  6. #6

    Join Date
    Sep 2007
    Location
    Richmond VA.
    Shooter
    Multi Format
    Posts
    6,735
    It is relative portable if you have the right back pack.

    Jeff

  7. #7
    lxdude's Avatar
    Join Date
    Apr 2009
    Location
    Redlands, So. Calif.
    Shooter
    Multi Format
    Posts
    6,581
    Quote Originally Posted by Jeff Kubach View Post
    It is relative portable if you have the right back pack.

    Jeff
    And the right back. :rolleyes:

  8. #8
    johnnywalker's Avatar
    Join Date
    Sep 2002
    Location
    British Columbia, Canada
    Shooter
    Multi Format
    Posts
    2,255
    Images
    78
    Quote Originally Posted by mopar_guy View Post
    Maybe you could get a gym membership.:rolleyes:
    No, no, you can cancel your gym membership.
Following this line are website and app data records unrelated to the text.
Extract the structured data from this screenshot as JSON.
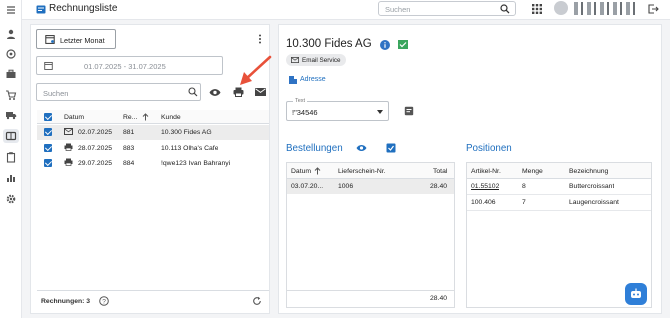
{
  "app": {
    "title": "Rechnungsliste"
  },
  "search": {
    "placeholder": "Suchen"
  },
  "sidebar": {
    "icons": [
      "menu-icon",
      "user-icon",
      "target-icon",
      "briefcase-icon",
      "cart-icon",
      "truck-icon",
      "invoice-icon",
      "clipboard-icon",
      "bar-chart-icon",
      "gear-icon"
    ]
  },
  "invoice_list": {
    "period_button": "Letzter Monat",
    "date_range": "01.07.2025 - 31.07.2025",
    "search_placeholder": "Suchen",
    "columns": {
      "date": "Datum",
      "number": "Re...",
      "customer": "Kunde"
    },
    "rows": [
      {
        "icon": "email-icon",
        "date": "02.07.2025",
        "number": "881",
        "customer": "10.300 Fides AG"
      },
      {
        "icon": "printer-icon",
        "date": "28.07.2025",
        "number": "883",
        "customer": "10.113 Olha's Cafe"
      },
      {
        "icon": "printer-icon",
        "date": "29.07.2025",
        "number": "884",
        "customer": "!qwe123 Ivan Bahranyi"
      }
    ],
    "footer": "Rechnungen: 3"
  },
  "detail": {
    "customer_title": "10.300 Fides AG",
    "service_chip": "Email Service",
    "address_link": "Adresse",
    "text_field": {
      "label": "Text",
      "value": "!\"34546"
    },
    "orders": {
      "title": "Bestellungen",
      "columns": {
        "date": "Datum",
        "delivery": "Lieferschein-Nr.",
        "total": "Total"
      },
      "rows": [
        {
          "date": "03.07.20...",
          "delivery": "1006",
          "total": "28.40"
        }
      ],
      "footer_total": "28.40"
    },
    "positions": {
      "title": "Positionen",
      "columns": {
        "article": "Artikel-Nr.",
        "qty": "Menge",
        "desc": "Bezeichnung"
      },
      "rows": [
        {
          "article": "01.55102",
          "qty": "8",
          "desc": "Buttercroissant"
        },
        {
          "article": "100.406",
          "qty": "7",
          "desc": "Laugencroissant"
        }
      ]
    }
  },
  "colors": {
    "accent": "#1f6fbf",
    "arrow": "#e8513a",
    "selected_row": "#ececec"
  }
}
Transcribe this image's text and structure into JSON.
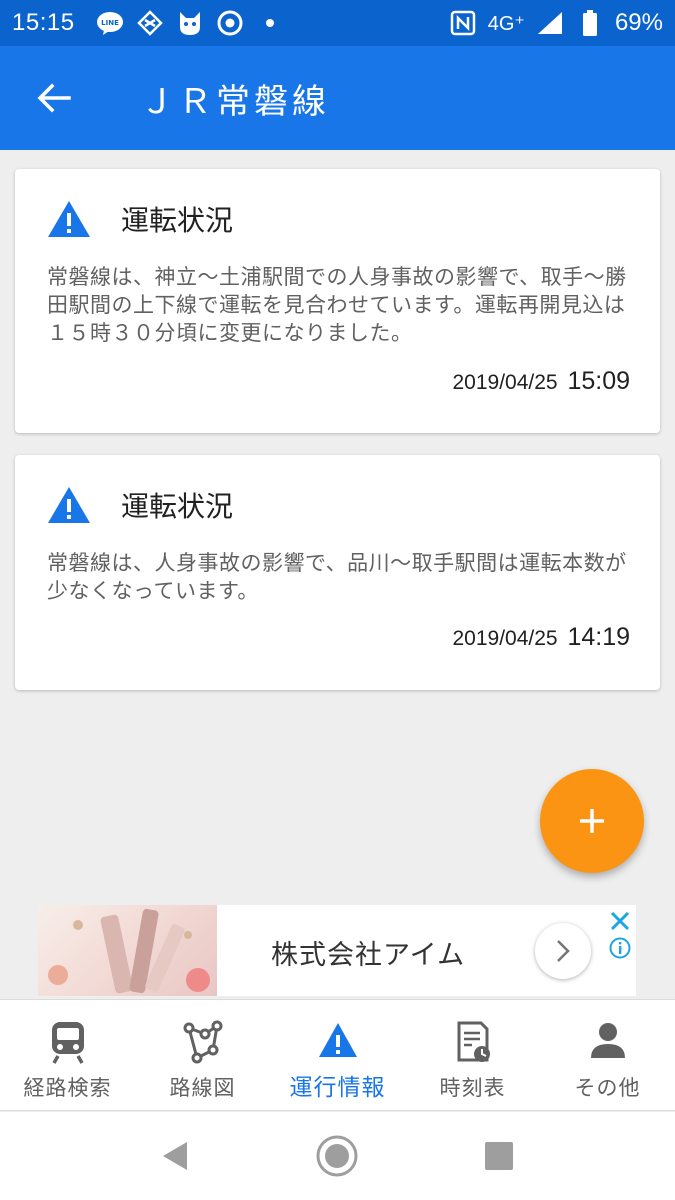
{
  "status_bar": {
    "time": "15:15",
    "network": "4G⁺",
    "battery": "69%",
    "icons": [
      "line-icon",
      "sync-icon",
      "cat-app-icon",
      "chrome-icon",
      "dot-icon",
      "nfc-icon",
      "signal-icon",
      "battery-icon"
    ]
  },
  "app_bar": {
    "title": "ＪＲ常磐線"
  },
  "cards": [
    {
      "title": "運転状況",
      "body": "常磐線は、神立〜土浦駅間での人身事故の影響で、取手〜勝田駅間の上下線で運転を見合わせています。運転再開見込は１５時３０分頃に変更になりました。",
      "date": "2019/04/25",
      "time": "15:09"
    },
    {
      "title": "運転状況",
      "body": "常磐線は、人身事故の影響で、品川〜取手駅間は運転本数が少なくなっています。",
      "date": "2019/04/25",
      "time": "14:19"
    }
  ],
  "ad": {
    "text": "株式会社アイム"
  },
  "bottom_nav": [
    {
      "label": "経路検索",
      "icon": "train-icon"
    },
    {
      "label": "路線図",
      "icon": "route-map-icon"
    },
    {
      "label": "運行情報",
      "icon": "warning-icon",
      "active": true
    },
    {
      "label": "時刻表",
      "icon": "timetable-icon"
    },
    {
      "label": "その他",
      "icon": "person-icon"
    }
  ],
  "colors": {
    "primary": "#1976e8",
    "status_bar": "#0b63ce",
    "accent": "#fb9412",
    "background": "#eeeeee"
  }
}
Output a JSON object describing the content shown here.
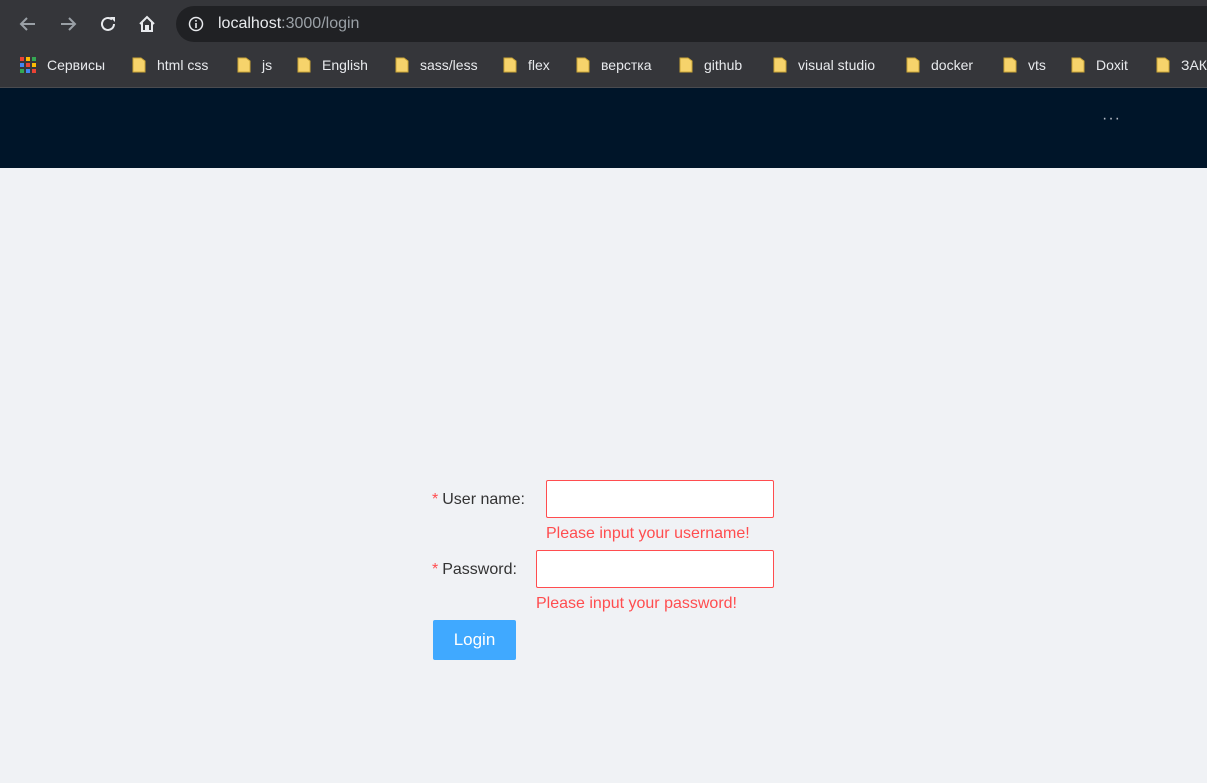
{
  "browser": {
    "url_host": "localhost",
    "url_path": ":3000/login",
    "icons": [
      "back-icon",
      "forward-icon",
      "reload-icon",
      "home-icon",
      "info-icon"
    ],
    "bookmarks": [
      {
        "label": "Сервисы",
        "icon": "apps-icon"
      },
      {
        "label": "html css",
        "icon": "folder-icon"
      },
      {
        "label": "js",
        "icon": "folder-icon"
      },
      {
        "label": "English",
        "icon": "folder-icon"
      },
      {
        "label": "sass/less",
        "icon": "folder-icon"
      },
      {
        "label": "flex",
        "icon": "folder-icon"
      },
      {
        "label": "верстка",
        "icon": "folder-icon"
      },
      {
        "label": "github",
        "icon": "folder-icon"
      },
      {
        "label": "visual studio",
        "icon": "folder-icon"
      },
      {
        "label": "docker",
        "icon": "folder-icon"
      },
      {
        "label": "vts",
        "icon": "folder-icon"
      },
      {
        "label": "Doxit",
        "icon": "folder-icon"
      },
      {
        "label": "ЗАК",
        "icon": "folder-icon"
      }
    ]
  },
  "header": {
    "menu_overflow": "···",
    "background_color": "#001529"
  },
  "form": {
    "username_label": "User name",
    "username_required": "*",
    "username_value": "",
    "username_error": "Please input your username!",
    "password_label": "Password",
    "password_required": "*",
    "password_value": "",
    "password_error": "Please input your password!",
    "login_label": "Login",
    "error_color": "#ff4d4f",
    "primary_color": "#40a9ff"
  }
}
Kill two birds with one iron loaf of bread, so to speak.
    Seriously, I'm almost 69, I have two lenses (65 and 127) and two backs and I find it very manageable with a small backpack. Usually my FM3A is in the same pack, with an extra couple of lenses. The most awkward piece is the tripod, which I carry separately.
    If I had been present at the creation, I would have given some useful hints for the better arrangement of the Universe.
    Alfonso the Wise, 1221-1284

  9. #9
    MattKing's Avatar
    Join Date
    Apr 2005
    Location
    Delta, British Columbia, Canada
    Shooter
    Multi Format
    Posts
    12,054
    Images
    60
    My Mamiya RB67 with WLF, one back, one grip and two lenses in a camera case is a bit smaller and about the same weight as my Mamiya 645 Pro with prism finder, two backs, one grip and three lenses in a camera case.
    Matt

    “Photography is a complex and fluid medium, and its many factors are not applied in simple sequence. Rather, the process may be likened to the art of the juggler in keeping many balls in the air at one time!”

    Ansel Adams, from the introduction to The Negative - The New Ansel Adams Photography Series / Book 2

  10. #10
    Curt's Avatar
    Join Date
    Sep 2005
    Location
    Pacific Northwest
    Shooter
    Multi Format
    Posts
    4,531
    Images
    15
    Quote Originally Posted by johnnywalker View Post
    No, no, you can cancel your gym membership. Kill two birds with one iron loaf of bread, so to speak.
    Seriously, I'm almost 69, I have two lenses (65 and 127) and two backs and I find it very manageable with a small backpack. Usually my FM3A is in the same pack, with an extra couple of lenses. The most awkward piece is the tripod, which I carry separately.

    OK, so I stretched it a bit due to its reputation. I put mine in a back pack with the body, wlf, prism, three backs, and two lenses with accessories and walked around Arches National Park for a "while" with my wife. It wasn't that difficult at all and when we got back to the truck my wife said the bag did overburden here much on the way back.

    So it can be done easily and I'm just ten years younger than johnnywalker and have lift that bale tote that barge pills to make it happen. Only problem now is I've had to go off of the lift that bale tote that barge pills, some, not all. If I lightened the load and planned the excursion I could do just fine and there is nothing wrong with a stroller to haul it around. They even have Nation Park approved ones. I haven't tried sitting in one yet but I'll give it a try when my wife is not working all the time. I could even load backs sitting in there, or just take a nap until we're at the location. Just kidding of course, life isn't that simple is it? I said to the Doctor the other day that I felt a little stressed these days and he said, join the rest of us.

    I really like this camera a lot and have never regretted getting it. BTW I think Mamiya is an excellent camera manufacturer.
    Everytime I find a film or paper that I like, they discontinue it. - Paul Strand - Aperture monograph on Strand

Page 1 of 3 123 LastLast


 

APUG PARTNERS EQUALLY FUNDING OUR COMMUNITY:



Contact Us  |  Support Us!  |  Advertise  |  Site Terms  |  Archive  —   Search  |  Mobile Device Access  |  RSS  |  Facebook  |  Linkedin